Just a few years ago, MakerBot was a hot new startup that seemed like it was about ride a wave of consumer interest in 3D printing to the top of the technology world. Things have not exactly gone to plan in that respect. MakerBot has announced that it plans to halt production of its own in-house 3D printers going forward. This isn’t the end, but it’s definitely a recalculation for the company.
There will still be “MakerBot” 3D printers, but the company has contracted with a Florida-based electronics manufacturing company called Jabil to manufacture the hardware. According to the company, this move is intended to cope with the “rapid change” in the 3D printing industry. That probably means fewer consumers are buying expensive 3D printers than MakerBot expected. Thus, it doesn’t make financial sense to run its own manufacturing operation.

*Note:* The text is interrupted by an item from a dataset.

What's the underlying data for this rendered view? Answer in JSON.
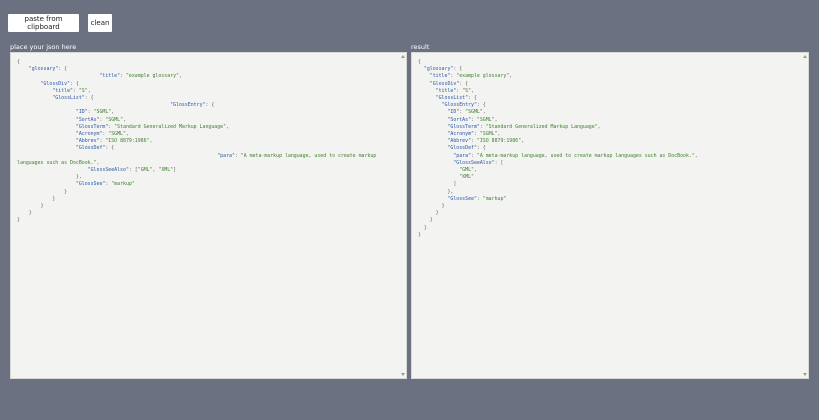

Makerbot exploded onto the nascent 3D printer scene in 2009 with the Cupcake CNC, a completely custom early kit version of the company’s technology. The second kit, the Thing-o-matic came along in 2010 with a larger build volume. It wasn’t until 2012 that the company offered a fully assembled 3D printer, the Replicator (and later Replicator 2). This was seen as a big step forward for 3D printing, something that could give the average person an option for creating objects from scratch.
MakerBot was acquired in 2013 by the business-oriented rapid prototyping firm Stratasys. The company lost its CEO Brett Pettis as the new management decided to scale back the company’s already small retail presence; it was already starting to look like a more enterprise-focused company. MakerBot hasn’t released any of its own hardware since 2014, so in some ways this move shouldn’t come as a shock.
That final machine, the relatively bargain-priced $1,299 MakerBot Mini, seemed like one last attempt at getting consumers interested in premium 3D printing. Still, there were cheaper 3D printers that had cropped up in that segment of the market for several hundred dollars less. For what the average nerd wants to do, a less expensive printer is probably capable enough. Analysts now project it will be substantially lower-end 3D printers that dominate the market, not the $2,000+ rigs that MakerBot specialized in.
The company will be laying off manufacturing workers as it shifts production to Jabil. It refused to say how many would be let go, but it will probably be almost all manufacturing employees. MakerBot will only be keeping the support and repair parts of that division in-house. It will be a painful transition, but the arrangement might allow MakerBot to compete with cheaper 3D printers in the future.